Hopefully this summary helps to explain why context is so important to data and our ability to leverage it for making useful prediction. While this is an overly simple example, the key point is that to accurate prediction useful relationships have to exist.

Are we ready for self-driving cars?


Self-driving cars are becoming real and various predictions have them being mainstream over the next decade.  But it is interesting as to if we are ready for this innovation in transportation and how we will react when accidents involving self-driving cars invariably happen.

I am not a physiologist, but the human element of technology adoption is of course fundamental.  And a potential issue for self-driving cars is that, of course, roads are quite dangerous.  We hear about people being killed at the time.  In fact based on 2013 figures 0.02% of the world’s population (1.25 million people) are killed on the roads every year, over 3000 people a day globally.  Yet this is a risk that we accept and strap our most loved ones into our vehicles for journeys as trivial as going to the beach or getting ice-cream. 

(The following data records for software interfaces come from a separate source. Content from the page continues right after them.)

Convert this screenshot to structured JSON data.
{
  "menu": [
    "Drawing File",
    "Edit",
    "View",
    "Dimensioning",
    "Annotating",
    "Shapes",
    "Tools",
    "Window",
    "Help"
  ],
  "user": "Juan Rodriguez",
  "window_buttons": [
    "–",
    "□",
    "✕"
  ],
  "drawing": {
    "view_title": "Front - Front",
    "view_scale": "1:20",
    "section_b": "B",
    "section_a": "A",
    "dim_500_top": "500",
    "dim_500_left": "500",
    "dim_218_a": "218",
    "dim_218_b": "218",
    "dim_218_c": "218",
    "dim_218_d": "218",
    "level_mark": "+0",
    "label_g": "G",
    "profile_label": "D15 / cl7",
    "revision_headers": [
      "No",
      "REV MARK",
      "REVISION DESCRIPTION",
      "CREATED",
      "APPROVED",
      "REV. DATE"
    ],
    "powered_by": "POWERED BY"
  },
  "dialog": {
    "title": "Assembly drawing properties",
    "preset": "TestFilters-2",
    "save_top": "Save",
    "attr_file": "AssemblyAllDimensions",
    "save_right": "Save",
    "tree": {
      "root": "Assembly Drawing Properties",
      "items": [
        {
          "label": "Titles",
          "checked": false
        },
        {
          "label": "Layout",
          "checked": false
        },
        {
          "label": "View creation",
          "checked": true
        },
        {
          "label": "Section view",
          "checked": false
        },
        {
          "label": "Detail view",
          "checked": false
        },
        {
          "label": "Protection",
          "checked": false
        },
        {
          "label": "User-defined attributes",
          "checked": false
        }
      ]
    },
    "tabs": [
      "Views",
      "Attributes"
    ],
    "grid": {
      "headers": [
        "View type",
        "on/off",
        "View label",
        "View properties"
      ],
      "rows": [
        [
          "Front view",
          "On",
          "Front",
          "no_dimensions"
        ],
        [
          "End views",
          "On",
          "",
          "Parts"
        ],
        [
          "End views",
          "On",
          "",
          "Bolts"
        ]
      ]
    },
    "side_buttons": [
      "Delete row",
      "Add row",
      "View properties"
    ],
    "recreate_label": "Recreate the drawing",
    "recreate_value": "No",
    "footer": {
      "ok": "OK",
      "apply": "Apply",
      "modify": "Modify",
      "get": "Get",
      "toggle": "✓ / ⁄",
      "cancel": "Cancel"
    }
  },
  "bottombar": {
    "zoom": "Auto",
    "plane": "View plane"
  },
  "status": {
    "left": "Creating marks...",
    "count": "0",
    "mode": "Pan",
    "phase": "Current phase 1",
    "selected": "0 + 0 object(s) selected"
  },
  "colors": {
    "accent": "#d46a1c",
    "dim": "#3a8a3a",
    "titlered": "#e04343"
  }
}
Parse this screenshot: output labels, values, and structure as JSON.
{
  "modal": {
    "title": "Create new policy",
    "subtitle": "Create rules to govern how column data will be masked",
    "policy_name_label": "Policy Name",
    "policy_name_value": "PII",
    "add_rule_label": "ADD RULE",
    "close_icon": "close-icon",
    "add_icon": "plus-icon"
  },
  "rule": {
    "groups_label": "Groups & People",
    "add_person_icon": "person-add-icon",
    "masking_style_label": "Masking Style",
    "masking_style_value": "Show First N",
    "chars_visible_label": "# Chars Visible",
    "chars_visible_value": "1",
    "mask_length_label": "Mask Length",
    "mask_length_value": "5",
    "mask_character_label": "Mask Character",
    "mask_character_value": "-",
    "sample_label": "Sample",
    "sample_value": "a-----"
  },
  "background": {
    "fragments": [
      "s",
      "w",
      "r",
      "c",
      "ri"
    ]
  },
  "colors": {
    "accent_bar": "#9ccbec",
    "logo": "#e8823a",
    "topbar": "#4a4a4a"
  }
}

So how do we accept and process this risk? As a species we seem to be able to deal with risk by applying a contrived analysis which results in use determining that bad things will never happen to me.  We hear about accidents, but we believe we are each a better driver than those involved, we are move observant, we have faster reaction times, there are lots of dangerous people on the road any my job as a good driver is just to avoid them.

I have no doubt that self-driving cars will make the roads safer, probably significantly so.  But accidents will still happen, it is improbable to think otherwise.  The software powering self-driving cars is typically prediction based – prediction = probability = (small/tiny) potential for being wrong.  How do we process the risk once I no longer have the advantage of my "better driving" – when everyone’s tech is the same as my tech and the responsibility for a safe journey is out of my hands?  For some, perhaps many, this will make the risk a lot more paramount and the act of going out for ice-cream somewhat more concerning.

About Tony Bain

Tony Bain

I am the co-founder of the RockSolid SQL business, the primary developer of the technology, and have built the business to include some of the largest and most well known customer logos.

My area of expertise is building solutions that deliver customer value via leveraging big data, machine learning, AI and software automation technologies. I have written numerous books, articles and posts on data driven business and have presented at conferences globally.

As a Director for RockSolid SQL I am responsible for:

  • Creation of the core RockSolid technology and technical innovation and development of the product
  • Data and analytics stratergy/implementation
  • Financial performance and growth
  • Customer satisfaction, retention and growth
  • Business development, sales and marketing and leadership on key opportunities
  • Service offerings, pricing and go to market strategies
  • Partnering relationships
  • Product strategy and direction for our core RockSolid technology
  • Technical leadership in key development initiatives
  • Team leadership and retention

No posts for a while

It has been a few months.  As blogging is just a fun “outlet” for me, when things get busy it tends to get put on the back burner.  But there is so much to talk about, so much has happened in the world of big data in the past few months.  Getting back into the swing of it and working on a few posts!